When Todd Burpo took the unlikely journey from rural Nebraska to the top of the New York Times bestseller list, it was inevitable that Hollywood wanted a piece of the action.
Heaven Is for Real, the pastor’s nonfiction account of his own crisis of faith following his 4-year-old son’s recollections of a visit to heaven during a near-death experience in 2003, seemed tailor-made for a cinematic adaptation. Yet the personal nature of the story made Burpo reluctant, and even defiant, about such a notion, despite numerous lucrative offers.
“When you think of integrity, you don’t think of Hollywood,” Burpo said during a recent stop in Dallas. “No way did I want to trust something sacred to us — something I knew was real and impacted every part of my life — to let someone mess with that. It was easy for me to say no, and hard for me to say yes.”
Burpo relented three years ago after a conversation with veteran producer Joe Roth that got to the heart of his skepticism.

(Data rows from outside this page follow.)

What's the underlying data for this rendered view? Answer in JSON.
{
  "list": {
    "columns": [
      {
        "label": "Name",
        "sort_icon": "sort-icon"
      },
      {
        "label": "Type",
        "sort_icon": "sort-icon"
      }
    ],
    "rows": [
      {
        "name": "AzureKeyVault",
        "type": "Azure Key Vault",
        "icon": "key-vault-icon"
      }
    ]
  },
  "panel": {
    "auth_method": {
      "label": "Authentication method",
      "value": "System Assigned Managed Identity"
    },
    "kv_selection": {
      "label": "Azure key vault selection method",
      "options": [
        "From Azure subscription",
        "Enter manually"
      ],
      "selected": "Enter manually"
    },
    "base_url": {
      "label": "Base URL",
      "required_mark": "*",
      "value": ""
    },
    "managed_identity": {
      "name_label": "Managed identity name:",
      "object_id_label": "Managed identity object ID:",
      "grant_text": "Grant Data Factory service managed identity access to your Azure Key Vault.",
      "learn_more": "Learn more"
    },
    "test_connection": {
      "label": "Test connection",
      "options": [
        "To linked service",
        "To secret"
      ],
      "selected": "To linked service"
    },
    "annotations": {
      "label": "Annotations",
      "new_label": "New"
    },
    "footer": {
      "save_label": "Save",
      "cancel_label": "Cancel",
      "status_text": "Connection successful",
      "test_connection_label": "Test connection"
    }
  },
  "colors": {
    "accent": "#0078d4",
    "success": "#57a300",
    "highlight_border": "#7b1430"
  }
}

“I’m a pastor, but I’m a father first,” Burpo said. “Whatever is put on the screen, my son is going to see that and is going to hold me accountable. Are they going to be faithful to that? I’m not going to risk my relationship with my son for a movie.”
Several months after Roth acquired the rights to the story, Heaven Is for Real was handed to director Randall Wallace (Secretariat), who spent a year in seminary school many years ago and said he responded to the book on multiple levels. Still, he wasn’t convinced that he was the right filmmaker for the job.
“My stories have always had to do with a lot of battle and grit. I didn’t want to make a kind of genre religious film. But that’s not what this is,” said Wallace, who also contributed to the screenplay. “This story has power to every person. It’s about life and death, and the questions we all face about our mortality.”
As the film opens, Burpo (Greg Kinnear) is as average as they come — a blue-collar pastor and volunteer firefighter who lives a happy life with his wife (Kelly Reilly) and two children, blemished only by financial difficulties.
The family is thrown into turmoil when their youngest son, Colton (Connor Corum) becomes suddenly ill and nearly dies at the hospital. When the relieved family takes the youngster home, he begins recalling a near-death experience that includes details about the family’s history that he couldn’t have known.
Convinced that he visited heaven before returning to Earth, Colton claims he encountered Christ and other biblical figures, which confounds his pastor father whose faith is shaken because he isn’t sure what to believe, and neither is his congregation.
After directing We Were Soldiers and Secretariat, Wallace is familiar with tackling stories of real people who are still living, and the accompanying pressure.
“I always feel responsibility, because you’re going to have to look them in the eye, and they will tell you if you’ve done an honest job,” he said. “I also felt a responsibility to the millions of people who have read this book. I want them to feel that the movie was a reflection of what they were responding to in their hearts about the story. I want the movie to tell a story that resonates as truth.”
Wallace hopes that both adults and children will connect with the characters, regardless of religious affiliation.
“Todd is grounded in reality. He’s not arguing an abstract concept. He’s arguing something as tangible as a father’s love for his son,” Wallace said. “I wanted people to have the experience of this family, that you would love Colton the way Todd loves him. We give room to doubt. We are asking questions right along with the audience.”
As for Burpo, did his faith in Hollywood improve after watching the finished product? He said he family gave him the answer.
“It’s hard to watch a movie about yourself. There’s no way you can be a normal moviegoer when people are depicting you on screen,” he said. “I just let my kids talk, and they said we should support the movie.”